The labor market data were mixed. On the one hand, hiring activity (up from -10 to -3) remains soft, even with some easing in the rate of decline in September. The index for the number of employees has been negative now for 21 straight months. At the same time, employers appear to be expanding hours worked (up from 4 to 5), with that measure positive for the fourth consecutive report. Sample comments tended to highlight challenges with attracting new talent, highlighting the skills gap seen in the sector.

Meanwhile, manufacturers continue to be somewhat upbeat about the next six months. The forward-looking composite index edged down from 11 to 10, but it has now been positive each month since April. At least 40 percent of respondents expect sales and output to grow moving forward, which is somewhat promising. Yet, those completing the survey were also less hopeful for hiring, capital spending and export growth over the next six months, showing how cautious business leaders are right now, with expected growth remaining negative.

Federal Reserve Left Interest Rates Unchanged at Its September Meeting

By | Economy, Shopfloor Economics, Shopfloor Main | No Comments
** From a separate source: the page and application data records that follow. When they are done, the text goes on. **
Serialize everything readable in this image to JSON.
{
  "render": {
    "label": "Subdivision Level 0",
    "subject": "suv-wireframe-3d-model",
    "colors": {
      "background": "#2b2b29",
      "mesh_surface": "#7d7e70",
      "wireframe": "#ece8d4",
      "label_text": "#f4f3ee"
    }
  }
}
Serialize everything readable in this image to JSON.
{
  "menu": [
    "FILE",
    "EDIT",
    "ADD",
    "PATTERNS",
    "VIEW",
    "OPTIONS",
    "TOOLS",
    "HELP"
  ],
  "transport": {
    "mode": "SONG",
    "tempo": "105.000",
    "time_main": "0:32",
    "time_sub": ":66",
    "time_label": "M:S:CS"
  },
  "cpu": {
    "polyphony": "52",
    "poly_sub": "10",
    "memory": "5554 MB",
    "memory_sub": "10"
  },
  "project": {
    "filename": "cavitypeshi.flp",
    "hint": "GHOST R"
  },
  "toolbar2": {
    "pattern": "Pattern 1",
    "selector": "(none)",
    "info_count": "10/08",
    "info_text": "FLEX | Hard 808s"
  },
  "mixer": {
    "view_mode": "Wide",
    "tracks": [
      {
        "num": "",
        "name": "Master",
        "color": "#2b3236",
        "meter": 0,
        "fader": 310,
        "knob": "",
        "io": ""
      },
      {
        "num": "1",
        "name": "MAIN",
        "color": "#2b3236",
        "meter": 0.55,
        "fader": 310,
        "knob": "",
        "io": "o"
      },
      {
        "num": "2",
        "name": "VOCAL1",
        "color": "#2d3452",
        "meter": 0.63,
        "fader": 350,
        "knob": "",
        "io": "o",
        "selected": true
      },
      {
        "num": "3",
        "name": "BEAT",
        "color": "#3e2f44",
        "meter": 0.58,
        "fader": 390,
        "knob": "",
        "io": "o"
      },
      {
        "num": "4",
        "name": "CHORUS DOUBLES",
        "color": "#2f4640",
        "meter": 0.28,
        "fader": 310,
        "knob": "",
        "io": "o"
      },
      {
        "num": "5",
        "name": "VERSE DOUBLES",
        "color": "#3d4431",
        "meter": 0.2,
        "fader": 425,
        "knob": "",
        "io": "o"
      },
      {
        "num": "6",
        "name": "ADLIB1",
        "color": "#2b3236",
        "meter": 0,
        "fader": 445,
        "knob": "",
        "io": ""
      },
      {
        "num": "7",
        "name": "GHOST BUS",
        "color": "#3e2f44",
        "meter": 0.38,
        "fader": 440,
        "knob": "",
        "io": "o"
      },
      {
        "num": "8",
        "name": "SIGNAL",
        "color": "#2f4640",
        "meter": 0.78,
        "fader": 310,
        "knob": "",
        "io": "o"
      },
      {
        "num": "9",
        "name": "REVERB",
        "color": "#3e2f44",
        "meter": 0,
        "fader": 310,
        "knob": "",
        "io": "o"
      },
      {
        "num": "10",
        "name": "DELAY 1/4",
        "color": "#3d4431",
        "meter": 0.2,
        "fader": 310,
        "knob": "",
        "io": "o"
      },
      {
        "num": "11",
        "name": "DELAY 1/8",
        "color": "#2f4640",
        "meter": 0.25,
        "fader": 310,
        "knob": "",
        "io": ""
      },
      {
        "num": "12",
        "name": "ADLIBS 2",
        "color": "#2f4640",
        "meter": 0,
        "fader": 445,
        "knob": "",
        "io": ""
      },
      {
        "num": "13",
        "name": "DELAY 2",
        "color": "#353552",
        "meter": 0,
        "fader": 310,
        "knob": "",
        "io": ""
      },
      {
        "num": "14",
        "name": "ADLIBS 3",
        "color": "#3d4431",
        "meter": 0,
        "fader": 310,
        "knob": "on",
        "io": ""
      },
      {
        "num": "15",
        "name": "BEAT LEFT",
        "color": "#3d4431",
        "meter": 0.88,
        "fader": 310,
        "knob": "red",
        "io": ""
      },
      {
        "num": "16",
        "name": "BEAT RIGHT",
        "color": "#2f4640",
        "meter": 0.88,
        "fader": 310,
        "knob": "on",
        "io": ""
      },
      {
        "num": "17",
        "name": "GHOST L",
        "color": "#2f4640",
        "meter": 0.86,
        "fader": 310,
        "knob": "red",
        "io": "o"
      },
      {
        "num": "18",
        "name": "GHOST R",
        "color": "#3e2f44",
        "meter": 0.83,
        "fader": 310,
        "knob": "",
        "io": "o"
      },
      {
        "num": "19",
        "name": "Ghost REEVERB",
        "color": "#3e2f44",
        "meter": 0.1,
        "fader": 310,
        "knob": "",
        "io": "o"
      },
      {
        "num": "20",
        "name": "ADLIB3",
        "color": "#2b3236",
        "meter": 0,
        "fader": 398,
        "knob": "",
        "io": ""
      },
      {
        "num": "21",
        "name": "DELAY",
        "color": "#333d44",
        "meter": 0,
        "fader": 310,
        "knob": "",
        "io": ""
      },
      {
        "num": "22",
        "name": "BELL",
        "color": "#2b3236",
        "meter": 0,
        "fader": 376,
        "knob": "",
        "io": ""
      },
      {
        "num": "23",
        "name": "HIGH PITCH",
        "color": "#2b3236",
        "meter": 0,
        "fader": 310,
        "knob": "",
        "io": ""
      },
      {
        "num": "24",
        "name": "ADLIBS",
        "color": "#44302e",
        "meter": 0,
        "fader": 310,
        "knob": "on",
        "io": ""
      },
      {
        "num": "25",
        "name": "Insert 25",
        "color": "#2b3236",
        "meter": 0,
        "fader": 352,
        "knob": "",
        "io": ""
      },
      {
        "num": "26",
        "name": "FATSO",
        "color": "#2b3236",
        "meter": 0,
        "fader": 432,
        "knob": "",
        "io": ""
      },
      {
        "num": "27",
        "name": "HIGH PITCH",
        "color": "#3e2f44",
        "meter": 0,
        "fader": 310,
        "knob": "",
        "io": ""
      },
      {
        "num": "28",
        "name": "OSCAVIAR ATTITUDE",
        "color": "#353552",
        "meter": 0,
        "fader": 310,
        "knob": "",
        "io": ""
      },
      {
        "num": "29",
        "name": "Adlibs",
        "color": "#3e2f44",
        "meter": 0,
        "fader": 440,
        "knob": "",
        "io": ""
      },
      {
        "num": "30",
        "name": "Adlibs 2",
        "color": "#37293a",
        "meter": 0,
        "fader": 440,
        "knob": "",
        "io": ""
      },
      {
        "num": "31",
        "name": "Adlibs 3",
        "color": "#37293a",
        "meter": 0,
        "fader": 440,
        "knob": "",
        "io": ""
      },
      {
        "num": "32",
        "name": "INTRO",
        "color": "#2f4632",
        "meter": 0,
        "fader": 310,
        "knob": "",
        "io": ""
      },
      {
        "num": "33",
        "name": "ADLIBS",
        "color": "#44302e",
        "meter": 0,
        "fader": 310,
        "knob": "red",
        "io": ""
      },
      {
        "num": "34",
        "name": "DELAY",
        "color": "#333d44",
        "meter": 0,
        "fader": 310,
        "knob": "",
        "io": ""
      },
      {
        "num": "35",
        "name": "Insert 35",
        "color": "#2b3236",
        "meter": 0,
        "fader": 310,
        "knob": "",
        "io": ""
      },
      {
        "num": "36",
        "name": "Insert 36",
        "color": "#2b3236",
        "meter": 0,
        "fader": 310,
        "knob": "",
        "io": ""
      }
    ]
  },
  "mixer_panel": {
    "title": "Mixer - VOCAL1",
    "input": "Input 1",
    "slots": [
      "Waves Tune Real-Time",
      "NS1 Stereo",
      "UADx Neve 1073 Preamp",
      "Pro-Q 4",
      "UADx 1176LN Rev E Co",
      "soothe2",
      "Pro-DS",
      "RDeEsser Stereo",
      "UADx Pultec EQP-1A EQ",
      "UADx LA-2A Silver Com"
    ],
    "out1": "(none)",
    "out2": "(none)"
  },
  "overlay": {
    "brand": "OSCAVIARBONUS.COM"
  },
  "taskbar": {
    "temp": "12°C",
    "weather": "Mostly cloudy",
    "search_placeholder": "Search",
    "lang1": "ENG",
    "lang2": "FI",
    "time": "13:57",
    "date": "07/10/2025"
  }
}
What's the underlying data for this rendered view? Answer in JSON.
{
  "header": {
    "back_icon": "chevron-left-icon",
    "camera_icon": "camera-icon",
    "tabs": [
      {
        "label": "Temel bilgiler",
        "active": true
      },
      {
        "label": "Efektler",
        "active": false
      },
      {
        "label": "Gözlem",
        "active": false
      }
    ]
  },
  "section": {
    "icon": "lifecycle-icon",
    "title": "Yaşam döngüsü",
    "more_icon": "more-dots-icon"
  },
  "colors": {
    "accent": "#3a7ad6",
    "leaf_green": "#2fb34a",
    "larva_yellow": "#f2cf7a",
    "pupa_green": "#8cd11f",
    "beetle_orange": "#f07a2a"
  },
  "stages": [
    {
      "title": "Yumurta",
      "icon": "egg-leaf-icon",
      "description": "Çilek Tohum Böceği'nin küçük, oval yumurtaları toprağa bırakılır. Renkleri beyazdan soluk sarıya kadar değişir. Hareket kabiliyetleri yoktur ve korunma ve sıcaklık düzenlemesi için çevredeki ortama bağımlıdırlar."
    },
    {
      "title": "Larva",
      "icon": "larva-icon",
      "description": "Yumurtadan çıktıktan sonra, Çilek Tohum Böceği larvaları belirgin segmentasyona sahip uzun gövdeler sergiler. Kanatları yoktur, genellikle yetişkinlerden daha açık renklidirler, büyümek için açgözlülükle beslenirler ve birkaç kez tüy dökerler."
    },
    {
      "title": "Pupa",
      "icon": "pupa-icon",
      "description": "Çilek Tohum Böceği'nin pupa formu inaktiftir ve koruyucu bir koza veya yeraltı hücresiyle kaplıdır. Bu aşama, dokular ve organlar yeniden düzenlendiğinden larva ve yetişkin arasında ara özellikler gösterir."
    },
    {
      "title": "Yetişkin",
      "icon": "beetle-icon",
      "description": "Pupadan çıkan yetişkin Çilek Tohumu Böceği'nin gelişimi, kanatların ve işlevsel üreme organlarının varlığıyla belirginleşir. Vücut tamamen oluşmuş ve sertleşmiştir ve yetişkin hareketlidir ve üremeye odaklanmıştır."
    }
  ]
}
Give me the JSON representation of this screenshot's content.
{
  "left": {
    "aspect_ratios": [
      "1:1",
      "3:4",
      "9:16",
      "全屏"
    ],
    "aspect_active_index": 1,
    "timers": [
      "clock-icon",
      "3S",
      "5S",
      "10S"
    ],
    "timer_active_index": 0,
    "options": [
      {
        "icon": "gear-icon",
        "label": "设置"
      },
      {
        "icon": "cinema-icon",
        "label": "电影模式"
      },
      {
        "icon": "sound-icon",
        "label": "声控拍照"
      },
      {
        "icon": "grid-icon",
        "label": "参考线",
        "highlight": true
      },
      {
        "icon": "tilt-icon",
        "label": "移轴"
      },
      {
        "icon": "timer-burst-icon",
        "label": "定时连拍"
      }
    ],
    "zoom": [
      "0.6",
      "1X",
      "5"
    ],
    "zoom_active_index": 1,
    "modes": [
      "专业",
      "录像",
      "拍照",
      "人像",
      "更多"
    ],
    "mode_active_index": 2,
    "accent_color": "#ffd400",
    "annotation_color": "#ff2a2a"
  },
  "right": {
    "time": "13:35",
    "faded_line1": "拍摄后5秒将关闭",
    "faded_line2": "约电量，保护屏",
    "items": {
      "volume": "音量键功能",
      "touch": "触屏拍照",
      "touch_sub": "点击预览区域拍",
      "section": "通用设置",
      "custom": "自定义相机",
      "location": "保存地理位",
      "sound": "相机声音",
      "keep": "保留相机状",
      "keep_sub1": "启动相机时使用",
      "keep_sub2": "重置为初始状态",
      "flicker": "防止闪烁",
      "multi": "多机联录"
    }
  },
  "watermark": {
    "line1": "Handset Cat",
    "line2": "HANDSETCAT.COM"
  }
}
The Federal Open Market Committee (FOMC) left short-term interest rates unchanged at the conclusion of its September 20–21 meeting, as expected. Indeed, in the latest NAM Manufacturers’ Outlook Survey, 45.5 percent of respondents felt that the Federal Reserve would wait until its December 13–14 meeting, mirroring consensus expectations. (The FOMC does have another meeting scheduled for November 1–2, but they are unlikely to act just a few days before the U.S. General Election.) The press release sets up a possible rate hike later this year, with the following language: “The Committee judges that the case for an increase in the federal funds rate has strengthened but decided, for the time being, to wait for further evidence of continued progress toward its objectives.” Recent softness in a number of economic measures were enough for the FOMC to hit the pause button, at least for now. Read More